Alaska has many state programs to help seniors with long-term care, including assisted living and in-home care services. There are two privately run programs to assist elderly Alaskans with their long-term care: Personal Care Assistance (PCA) and Grants Services.

  • The PCA program helps with individuals’ activities of daily living (i.e. bathing, dressing, eating) as well as instrumental activities of daily living (i.e. shopping, laundry, light housework). PCA is provided statewide in Alaska through private agencies.
  • The Grants Services program assists seniors aged 60 and over or frail/disabled seniors in need of assistance in the home. The service works by providing grants to nonprofit organizations that work with Alaskans who are either Medicaid eligible or not or awaiting enrollment in one of the Medicaid waiver programs. These grants are awarded to agencies every three or four years through a competitive process. Funding for these programs comes from the U.S. Administration on Aging, the Alaska Mental Health Trust Authority, and state general funds.

The State of Alaska Department of Health and Social Services (ADHHS), Senior and Disability Services division administers the Medicaid waiver program known as Alaskans Living Independently (ALI). The ALI waiver is available to Medicaid-eligible seniors (65+) who would otherwise require a nursing home level of care but wish to remain on their own or in a community or assisted living setting.

Medicaid Waiver Program for Assisted Living and In-Home Care

Alaska “Alaskans Living Independently” (ALI) Medicaid Waiver (HCBS Alaskans Living Independently Waiver)

The ALI waiver aims to provide effective and adequate home and community-based service to these individuals, who otherwise would reside in a skilled nursing facility for more than 30 days per year. This waiver aims to serve between 2,600 and 3,050 individuals per year (a five-year average of 2,860 per year) with appropriate home and community-based services that allow the participant to live as independently as they can while ensuring their medical and healthcare needs are met. All participants in the ALI waiver work with a care coordinator to determine which services they need and ensure their delivery.


Services included in the ALI waiver include: Residential Supported Living, Specialized Private Duty Nursing Services, Adult Day Care, Respite Care, Transportation Services, Home Modifications Services, Help with Chores at Home, Meals Delivered, Specialized Medical Equipment and Supplies, and

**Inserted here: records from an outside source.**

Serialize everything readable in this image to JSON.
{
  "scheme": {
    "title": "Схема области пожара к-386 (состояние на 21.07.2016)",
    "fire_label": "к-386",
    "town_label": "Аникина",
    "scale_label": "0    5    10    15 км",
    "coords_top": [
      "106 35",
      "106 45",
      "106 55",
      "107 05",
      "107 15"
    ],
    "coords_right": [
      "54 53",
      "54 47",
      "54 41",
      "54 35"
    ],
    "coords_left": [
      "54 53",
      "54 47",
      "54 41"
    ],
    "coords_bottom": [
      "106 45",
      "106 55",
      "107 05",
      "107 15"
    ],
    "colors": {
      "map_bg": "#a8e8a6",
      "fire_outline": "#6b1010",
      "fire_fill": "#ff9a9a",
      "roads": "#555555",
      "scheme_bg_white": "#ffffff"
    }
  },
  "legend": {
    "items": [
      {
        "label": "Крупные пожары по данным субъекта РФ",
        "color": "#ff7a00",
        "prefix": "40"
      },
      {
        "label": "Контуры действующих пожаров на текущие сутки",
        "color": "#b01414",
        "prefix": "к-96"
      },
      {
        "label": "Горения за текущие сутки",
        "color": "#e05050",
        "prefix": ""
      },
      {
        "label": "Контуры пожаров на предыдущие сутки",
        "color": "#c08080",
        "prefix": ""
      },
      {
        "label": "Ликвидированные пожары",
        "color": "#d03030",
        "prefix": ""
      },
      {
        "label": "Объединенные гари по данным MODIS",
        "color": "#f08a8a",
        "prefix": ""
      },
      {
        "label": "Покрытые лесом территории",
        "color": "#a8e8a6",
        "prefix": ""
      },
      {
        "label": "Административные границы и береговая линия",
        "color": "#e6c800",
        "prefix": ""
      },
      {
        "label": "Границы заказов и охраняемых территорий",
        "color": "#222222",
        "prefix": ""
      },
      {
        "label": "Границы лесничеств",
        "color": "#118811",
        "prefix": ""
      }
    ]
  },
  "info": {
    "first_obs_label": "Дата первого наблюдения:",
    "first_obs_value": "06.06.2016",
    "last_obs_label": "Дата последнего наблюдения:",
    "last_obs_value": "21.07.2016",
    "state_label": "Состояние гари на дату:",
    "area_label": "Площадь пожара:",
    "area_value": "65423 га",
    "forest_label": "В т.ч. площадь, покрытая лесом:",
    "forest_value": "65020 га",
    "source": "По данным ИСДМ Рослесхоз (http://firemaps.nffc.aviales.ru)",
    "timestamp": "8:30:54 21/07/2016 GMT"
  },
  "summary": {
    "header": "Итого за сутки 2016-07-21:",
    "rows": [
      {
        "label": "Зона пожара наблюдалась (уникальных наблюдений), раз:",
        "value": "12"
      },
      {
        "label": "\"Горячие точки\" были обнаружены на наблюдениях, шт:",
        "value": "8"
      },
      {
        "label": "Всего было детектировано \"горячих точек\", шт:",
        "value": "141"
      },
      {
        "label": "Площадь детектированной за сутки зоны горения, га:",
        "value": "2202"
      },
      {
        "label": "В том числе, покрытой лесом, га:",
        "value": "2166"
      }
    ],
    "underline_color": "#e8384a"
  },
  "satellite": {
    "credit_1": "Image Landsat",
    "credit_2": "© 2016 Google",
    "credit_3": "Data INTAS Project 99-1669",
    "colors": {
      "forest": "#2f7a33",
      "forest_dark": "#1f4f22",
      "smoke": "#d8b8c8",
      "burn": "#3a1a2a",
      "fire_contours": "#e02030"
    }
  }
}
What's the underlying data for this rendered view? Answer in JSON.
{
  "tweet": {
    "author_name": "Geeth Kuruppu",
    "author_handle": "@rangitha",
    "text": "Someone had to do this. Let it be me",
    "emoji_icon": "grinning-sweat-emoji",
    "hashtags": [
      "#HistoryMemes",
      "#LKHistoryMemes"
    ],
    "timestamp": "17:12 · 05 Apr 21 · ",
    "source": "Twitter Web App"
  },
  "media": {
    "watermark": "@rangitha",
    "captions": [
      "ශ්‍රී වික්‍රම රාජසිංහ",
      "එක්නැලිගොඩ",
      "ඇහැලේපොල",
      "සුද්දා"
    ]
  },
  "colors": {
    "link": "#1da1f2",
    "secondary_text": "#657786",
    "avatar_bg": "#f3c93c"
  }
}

  • Health: The applicant to the ALI waiver must have needs that meet at least the Nursing Home Level of Care.
  • Financial: For 2022, the applicant’s income and assets must be below certain limits. The applicant’s income must be less than $2,523 (300%, or three times the Supplemental Security Income allowance) per month and countable resources less than $2,000 for a single person or $3,000 for a couple. If an applicant’s income is too high, then a Miller Trust (also known as a Qualified Income Trust) can allow them to access the benefits by funnelling their income into the trust for the purpose of paying for care. An individual cannot make more income than the total cost of care. Unique to Alaska, the monthly personal needs allowance differs depending on whether the waiver participant is living in a licensed assisted living facility. For 2022, the PNA was $1,656 unless the recipient resides in a licensed assisted living home, in which case it is $1,396. When a married individual applies and the spouse does not, a portion of the couple’s resources can be protected for the ineligible spouse and not counted toward the applicant’s resource limit. The following spousal resource rules apply: If total resources are under $24,180, the ineligible spouse gets all of the resources; If total resources are $24,180 to $48,360.00, the ineligible spouse gets $24,18; If total resources are $48,360 to $241,800.00, the ineligible spouse gets one-half; If total resources are over $241,800.00, the ineligible spouse gets $120,900.00 (the maximum, which is effective January 1, 2017).

Practical Considerations

There is no individual cost limit taken into account for participants applying for the ALI waiver. Another consideration is that the method used for determining whether an applicant needs a nursing home level of care differs from when applying for Medicaid in a nursing home facility.


Medicaid Planning specialists are a good option for Alaska residents who wish to apply for Medicaid benefits for long-term care outside a nursing home facility. The ability to use a Miller Trust to help fall below the Special Income Limit is an area where a Medicaid Planner may help with getting an applicant eligible before they otherwise would have.

Access all state Medicaid Waiver pages.